## Work instructions
The required answer is each line in the entries below where "title" occurs.

## Data
· · ·

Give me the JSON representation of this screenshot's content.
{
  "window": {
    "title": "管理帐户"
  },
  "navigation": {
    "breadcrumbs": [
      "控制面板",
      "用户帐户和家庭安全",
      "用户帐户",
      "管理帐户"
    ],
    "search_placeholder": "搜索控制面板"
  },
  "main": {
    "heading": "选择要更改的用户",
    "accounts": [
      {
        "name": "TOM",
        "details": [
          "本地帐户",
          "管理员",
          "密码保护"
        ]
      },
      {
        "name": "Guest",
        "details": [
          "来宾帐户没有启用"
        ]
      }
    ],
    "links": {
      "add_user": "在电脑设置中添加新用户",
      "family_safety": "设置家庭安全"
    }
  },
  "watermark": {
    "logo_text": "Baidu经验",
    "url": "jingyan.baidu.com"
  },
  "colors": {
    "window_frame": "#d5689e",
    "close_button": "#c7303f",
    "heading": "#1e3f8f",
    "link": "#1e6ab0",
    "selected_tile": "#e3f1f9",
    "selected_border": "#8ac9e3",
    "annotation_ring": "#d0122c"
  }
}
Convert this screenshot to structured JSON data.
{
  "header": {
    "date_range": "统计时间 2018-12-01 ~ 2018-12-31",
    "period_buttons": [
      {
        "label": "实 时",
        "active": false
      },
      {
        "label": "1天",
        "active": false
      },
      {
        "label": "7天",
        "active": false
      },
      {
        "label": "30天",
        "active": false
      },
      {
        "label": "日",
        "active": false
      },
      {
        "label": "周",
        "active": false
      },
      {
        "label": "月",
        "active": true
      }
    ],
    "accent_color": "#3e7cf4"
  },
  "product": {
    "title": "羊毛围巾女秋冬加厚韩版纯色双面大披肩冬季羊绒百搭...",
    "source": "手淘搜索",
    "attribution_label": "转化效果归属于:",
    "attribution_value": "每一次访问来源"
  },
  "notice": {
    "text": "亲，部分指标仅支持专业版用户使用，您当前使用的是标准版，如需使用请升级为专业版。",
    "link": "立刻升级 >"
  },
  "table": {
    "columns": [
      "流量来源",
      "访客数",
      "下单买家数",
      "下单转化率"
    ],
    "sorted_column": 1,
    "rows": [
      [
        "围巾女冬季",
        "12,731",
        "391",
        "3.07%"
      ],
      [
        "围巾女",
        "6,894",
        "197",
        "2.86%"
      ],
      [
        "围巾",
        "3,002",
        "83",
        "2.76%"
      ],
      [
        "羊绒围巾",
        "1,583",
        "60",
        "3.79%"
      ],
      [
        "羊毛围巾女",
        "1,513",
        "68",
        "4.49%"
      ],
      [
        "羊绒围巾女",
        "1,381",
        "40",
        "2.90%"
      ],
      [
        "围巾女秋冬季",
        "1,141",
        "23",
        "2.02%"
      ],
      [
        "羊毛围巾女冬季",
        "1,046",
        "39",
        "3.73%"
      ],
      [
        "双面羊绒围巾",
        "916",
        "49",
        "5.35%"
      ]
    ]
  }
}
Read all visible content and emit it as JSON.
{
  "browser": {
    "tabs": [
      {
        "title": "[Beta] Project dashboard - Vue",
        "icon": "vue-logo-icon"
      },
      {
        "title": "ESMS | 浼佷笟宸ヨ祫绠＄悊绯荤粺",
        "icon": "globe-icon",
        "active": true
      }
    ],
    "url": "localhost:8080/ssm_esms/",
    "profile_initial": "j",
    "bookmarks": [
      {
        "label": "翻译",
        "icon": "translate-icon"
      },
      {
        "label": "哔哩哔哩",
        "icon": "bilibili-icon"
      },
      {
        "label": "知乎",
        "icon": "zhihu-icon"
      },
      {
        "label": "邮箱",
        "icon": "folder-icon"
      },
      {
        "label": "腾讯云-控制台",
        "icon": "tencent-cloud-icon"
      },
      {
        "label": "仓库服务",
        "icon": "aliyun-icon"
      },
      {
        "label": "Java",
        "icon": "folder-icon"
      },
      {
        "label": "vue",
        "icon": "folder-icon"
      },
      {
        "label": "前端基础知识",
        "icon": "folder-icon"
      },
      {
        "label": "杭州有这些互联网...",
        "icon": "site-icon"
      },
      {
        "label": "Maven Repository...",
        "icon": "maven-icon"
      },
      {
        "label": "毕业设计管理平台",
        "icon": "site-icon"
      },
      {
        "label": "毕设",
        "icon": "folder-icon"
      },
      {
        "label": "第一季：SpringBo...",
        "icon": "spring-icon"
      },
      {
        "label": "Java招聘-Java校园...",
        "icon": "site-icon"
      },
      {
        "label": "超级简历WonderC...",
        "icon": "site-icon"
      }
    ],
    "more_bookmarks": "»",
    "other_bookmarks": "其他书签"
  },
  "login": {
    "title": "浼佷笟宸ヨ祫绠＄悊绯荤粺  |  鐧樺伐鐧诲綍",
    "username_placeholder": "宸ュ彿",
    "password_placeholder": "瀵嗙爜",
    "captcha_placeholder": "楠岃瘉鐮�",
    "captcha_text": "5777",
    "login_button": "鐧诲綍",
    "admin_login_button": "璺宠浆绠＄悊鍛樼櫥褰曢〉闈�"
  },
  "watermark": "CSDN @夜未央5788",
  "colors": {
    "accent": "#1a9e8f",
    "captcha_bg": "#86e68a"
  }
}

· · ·

## Finished exercise
    "title": "管理帐户"
    "title": "羊毛围巾女秋冬加厚韩版纯色双面大披肩冬季羊绒百搭...",
        "title": "[Beta] Project dashboard - Vue",
        "title": "ESMS | 浼佷笟宸ヨ祫绠＄悊绯荤粺",
    "title": "浼佷笟宸ヨ祫绠＄悊绯荤粺  |  鐧樺伐鐧诲綍",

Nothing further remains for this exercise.